A colour illustration of the making of tonto (Uganda traditional banana beer) titled Brewing Beer in Buganda (Okuyiisa Omwenge Mu Buganda) by Joshua Muyinza, is the gold medal winner of the 2015 National Annual Heritage Competition organised by the Cross-Cultural Foundation of Uganda.
Muyinza’s piece shows two men at a traditional “brewery” in a banana plantation. One man is selecting the bananas to be used in the beer making while the other is kneading bananas with his feet in a wooden trough or canoe, to make a sludge that will eventually be fermented to make beer.
Muyinza is an Senior 5 student of Sacred Heart Kiteredde Secondary School in Rakai District.
In this year’s competition, young people below the age of 20 were asked to draw or paint cultural objects or activities that are important to their culture and explain why they are important.
The tonto making process and drinking according to Muyinza, promotes communal unity as they use the occasion to discuss politics, social life and community issues. Tonto is one of the gifts offered to a bride’s family during a traditional marriage introduction (okwanjulwa) in Buganda and Busoga. It is also offered to the ancestral spirits at traditional shrines in thanksgiving.
The traditional marriage introduction ceremony and the artefacts used are one of the most common culture practises and the community is proud to showcase how proficient they are in their language through the use of proverbs.
Muyinza gave the example of Ekita ekitava kussengejjero, y’emwankindo, meaning a calabash that never leaves the brewing place is full of cracks and stiches, as a lesson implying that the health of an overworked person suffers.
Muyinza was awarded the medal at a ceremony held at the Ndere Centre in Kampala on December 11. He said: “Tonto is today brewed in factories. But most people say that the traditionally-made tonto made using the bare feet tastes better. I don’t know how true that is.”
The competition’s goal is to enhance the appreciation of heritage in young people.

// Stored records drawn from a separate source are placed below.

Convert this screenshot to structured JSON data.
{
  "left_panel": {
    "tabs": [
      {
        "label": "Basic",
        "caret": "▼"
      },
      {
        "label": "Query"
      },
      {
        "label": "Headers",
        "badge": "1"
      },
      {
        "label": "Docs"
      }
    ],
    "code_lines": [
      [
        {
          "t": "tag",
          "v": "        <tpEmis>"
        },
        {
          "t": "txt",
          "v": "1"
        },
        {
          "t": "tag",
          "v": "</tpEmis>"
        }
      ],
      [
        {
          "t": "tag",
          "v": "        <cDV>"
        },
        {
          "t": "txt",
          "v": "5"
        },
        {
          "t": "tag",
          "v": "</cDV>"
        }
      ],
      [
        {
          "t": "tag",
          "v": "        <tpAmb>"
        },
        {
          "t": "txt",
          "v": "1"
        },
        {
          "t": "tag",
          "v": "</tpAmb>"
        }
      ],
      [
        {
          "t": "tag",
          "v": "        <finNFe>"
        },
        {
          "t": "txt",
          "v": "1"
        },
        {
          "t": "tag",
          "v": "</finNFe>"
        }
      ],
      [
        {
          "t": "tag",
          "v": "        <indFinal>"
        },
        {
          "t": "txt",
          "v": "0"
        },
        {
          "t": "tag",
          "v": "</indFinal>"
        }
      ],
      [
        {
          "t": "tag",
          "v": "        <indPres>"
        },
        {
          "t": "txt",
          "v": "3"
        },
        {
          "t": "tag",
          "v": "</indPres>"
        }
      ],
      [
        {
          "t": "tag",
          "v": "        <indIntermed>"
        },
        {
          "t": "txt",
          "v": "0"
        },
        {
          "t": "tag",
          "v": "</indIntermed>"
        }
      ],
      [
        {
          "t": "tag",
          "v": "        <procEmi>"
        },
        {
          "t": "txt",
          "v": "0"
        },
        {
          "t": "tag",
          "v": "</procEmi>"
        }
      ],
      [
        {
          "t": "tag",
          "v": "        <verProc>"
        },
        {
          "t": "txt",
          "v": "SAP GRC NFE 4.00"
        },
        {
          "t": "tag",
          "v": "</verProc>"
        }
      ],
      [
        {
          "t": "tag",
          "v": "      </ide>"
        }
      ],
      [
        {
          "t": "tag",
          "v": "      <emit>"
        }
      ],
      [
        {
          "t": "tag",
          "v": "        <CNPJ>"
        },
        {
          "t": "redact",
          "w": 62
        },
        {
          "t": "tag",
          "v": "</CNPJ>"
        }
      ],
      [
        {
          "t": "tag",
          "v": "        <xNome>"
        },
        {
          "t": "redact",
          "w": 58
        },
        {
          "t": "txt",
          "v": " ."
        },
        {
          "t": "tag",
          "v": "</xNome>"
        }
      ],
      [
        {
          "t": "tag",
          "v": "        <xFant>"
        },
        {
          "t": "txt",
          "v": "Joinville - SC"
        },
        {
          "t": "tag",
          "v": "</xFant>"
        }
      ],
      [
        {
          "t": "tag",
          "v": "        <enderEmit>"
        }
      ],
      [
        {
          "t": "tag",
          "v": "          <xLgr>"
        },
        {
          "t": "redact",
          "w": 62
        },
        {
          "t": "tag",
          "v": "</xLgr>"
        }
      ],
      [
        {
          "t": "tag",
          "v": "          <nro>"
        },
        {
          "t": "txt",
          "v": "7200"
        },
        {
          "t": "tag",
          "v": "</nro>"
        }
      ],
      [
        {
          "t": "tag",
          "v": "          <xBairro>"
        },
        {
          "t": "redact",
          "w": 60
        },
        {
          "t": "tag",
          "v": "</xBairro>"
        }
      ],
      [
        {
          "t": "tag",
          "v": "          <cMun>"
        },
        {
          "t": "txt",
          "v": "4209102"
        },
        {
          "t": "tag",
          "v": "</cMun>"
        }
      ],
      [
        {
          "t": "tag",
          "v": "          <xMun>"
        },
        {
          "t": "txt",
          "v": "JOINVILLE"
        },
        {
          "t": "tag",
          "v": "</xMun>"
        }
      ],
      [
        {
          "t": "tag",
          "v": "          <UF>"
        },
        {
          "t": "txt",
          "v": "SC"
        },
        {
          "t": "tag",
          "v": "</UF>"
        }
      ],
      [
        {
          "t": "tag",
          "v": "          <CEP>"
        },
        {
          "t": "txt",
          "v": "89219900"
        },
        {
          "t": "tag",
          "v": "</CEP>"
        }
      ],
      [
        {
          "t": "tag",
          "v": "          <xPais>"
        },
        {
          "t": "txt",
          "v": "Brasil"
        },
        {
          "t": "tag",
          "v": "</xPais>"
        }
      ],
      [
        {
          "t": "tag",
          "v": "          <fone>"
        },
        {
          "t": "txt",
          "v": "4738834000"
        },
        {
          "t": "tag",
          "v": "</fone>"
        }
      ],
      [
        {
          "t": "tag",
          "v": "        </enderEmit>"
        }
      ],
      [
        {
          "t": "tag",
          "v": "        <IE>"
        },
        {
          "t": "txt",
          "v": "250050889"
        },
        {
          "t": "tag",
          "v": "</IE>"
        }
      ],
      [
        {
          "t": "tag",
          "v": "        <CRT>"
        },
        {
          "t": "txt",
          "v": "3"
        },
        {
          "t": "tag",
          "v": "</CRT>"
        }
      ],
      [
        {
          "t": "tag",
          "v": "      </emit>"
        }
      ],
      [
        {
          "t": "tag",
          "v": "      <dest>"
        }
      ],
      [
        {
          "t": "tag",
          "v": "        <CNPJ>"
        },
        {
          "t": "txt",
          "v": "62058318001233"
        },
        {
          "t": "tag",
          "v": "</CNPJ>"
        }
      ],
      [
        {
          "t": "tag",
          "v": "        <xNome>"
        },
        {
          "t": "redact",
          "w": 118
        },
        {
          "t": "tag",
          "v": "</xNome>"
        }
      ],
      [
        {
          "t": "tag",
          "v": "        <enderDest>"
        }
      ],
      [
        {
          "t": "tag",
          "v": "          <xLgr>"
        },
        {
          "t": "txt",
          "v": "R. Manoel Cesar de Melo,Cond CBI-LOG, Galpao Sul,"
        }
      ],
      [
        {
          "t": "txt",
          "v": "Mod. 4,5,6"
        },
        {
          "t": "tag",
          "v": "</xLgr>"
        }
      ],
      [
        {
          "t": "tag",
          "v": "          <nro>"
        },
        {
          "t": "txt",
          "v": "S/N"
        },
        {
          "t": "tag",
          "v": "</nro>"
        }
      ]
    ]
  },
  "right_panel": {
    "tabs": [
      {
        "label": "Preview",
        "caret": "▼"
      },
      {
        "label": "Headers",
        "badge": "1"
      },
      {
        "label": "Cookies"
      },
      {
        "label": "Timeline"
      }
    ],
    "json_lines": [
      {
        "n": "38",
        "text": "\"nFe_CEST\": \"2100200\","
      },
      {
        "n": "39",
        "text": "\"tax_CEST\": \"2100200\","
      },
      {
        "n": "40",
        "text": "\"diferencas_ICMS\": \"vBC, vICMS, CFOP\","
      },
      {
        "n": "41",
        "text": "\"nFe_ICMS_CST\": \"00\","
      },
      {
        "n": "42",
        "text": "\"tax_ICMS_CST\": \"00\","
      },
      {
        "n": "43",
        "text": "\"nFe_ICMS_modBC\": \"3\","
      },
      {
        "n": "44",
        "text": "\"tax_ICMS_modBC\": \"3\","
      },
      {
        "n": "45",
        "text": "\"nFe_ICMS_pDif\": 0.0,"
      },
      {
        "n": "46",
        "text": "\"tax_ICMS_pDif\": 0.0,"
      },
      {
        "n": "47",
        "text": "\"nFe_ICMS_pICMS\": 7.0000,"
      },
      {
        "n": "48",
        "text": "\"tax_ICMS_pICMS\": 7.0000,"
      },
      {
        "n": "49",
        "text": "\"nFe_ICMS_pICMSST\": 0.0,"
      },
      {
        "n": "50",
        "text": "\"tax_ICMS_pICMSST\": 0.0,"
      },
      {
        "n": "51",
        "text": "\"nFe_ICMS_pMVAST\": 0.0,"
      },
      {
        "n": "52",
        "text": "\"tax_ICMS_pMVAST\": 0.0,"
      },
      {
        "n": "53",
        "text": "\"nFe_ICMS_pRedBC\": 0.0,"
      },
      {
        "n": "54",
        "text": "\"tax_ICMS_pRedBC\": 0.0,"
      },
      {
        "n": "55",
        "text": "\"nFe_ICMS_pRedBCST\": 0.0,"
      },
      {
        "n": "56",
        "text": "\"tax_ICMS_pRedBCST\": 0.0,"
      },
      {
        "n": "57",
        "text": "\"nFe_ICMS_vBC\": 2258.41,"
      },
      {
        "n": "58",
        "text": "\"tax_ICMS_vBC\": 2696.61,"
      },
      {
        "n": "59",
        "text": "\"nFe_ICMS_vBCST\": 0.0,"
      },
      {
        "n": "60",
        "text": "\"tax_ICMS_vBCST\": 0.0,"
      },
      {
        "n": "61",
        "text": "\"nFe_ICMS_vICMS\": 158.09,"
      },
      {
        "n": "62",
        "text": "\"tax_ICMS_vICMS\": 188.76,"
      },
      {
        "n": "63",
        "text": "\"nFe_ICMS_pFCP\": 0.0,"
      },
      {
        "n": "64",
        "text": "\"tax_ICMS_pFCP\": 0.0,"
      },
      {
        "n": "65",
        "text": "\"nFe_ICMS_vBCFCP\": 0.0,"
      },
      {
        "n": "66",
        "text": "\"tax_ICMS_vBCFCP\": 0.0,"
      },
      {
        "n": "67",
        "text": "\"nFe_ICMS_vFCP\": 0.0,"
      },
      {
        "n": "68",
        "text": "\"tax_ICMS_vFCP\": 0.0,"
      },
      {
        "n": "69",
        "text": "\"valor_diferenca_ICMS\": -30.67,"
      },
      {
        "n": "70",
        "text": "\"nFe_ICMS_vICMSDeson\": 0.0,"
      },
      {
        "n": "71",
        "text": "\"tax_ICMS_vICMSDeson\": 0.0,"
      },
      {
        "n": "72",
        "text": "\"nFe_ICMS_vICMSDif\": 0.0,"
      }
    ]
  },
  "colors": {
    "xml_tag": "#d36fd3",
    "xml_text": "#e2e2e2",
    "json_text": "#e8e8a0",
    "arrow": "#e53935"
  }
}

More than 350 entries were received, depicting the youth’s understanding and ability to appreciate the importance of culture in their day to day context. A panel of cultural heritage experts selected 14 of the best entries to feature in the 2016 national heritage calendar.
The silver medal went to Ivan Ntale’s entry titled, The Gourd and the Calabash, which tells the story of these important household items that are used to serve traditional beer during wedding ceremonies in Buganda. The gourd is called endeku and the calabash is called ekita. Ntale is a Senior 6 student at Archbishop Kiwanuka Secondary School in Kitovu, Masaka District.
Another Senior 6 student at St Mary’s College Namagunga in Mukono District, Roberta Ampurira won a bronze medal with her entry, The Milk Pot (Ekyanzi).
The ekyanzi is a traditional container carved out of wood and used mostly in western Uganda, to store and serve milk.
Vanitah Nakiyingi’s entry Mushrooms (Obubaala) is about the nutritional and cultural value of this item in Buganda. Nakiyingi, a Senior 2 student at St Joseph Technical Secondary School Kiteredde in Rakai District says: “This mushroom is a totem of clan whose names are Gjunju, Kasirye, Namulondo and Nakyagaba. This type of mushroom when boiled with ghee is used to treat measles. The same type is also used during traditional functions and rituals such as the ceremony to welcome newborns into the clan.”
Patrick Kidega’s entry was The Acholi Circle Game (Cubu Lwala), a game that uses curved reeds and a straight stick to teach Acholi youth how to handle the spear. A Senior 4 student of Kitgum High School in Kitgum District, Kidega says, “This was used to learn hunting skills and whoever could spear inside the circle was considered able to hunt and kill.”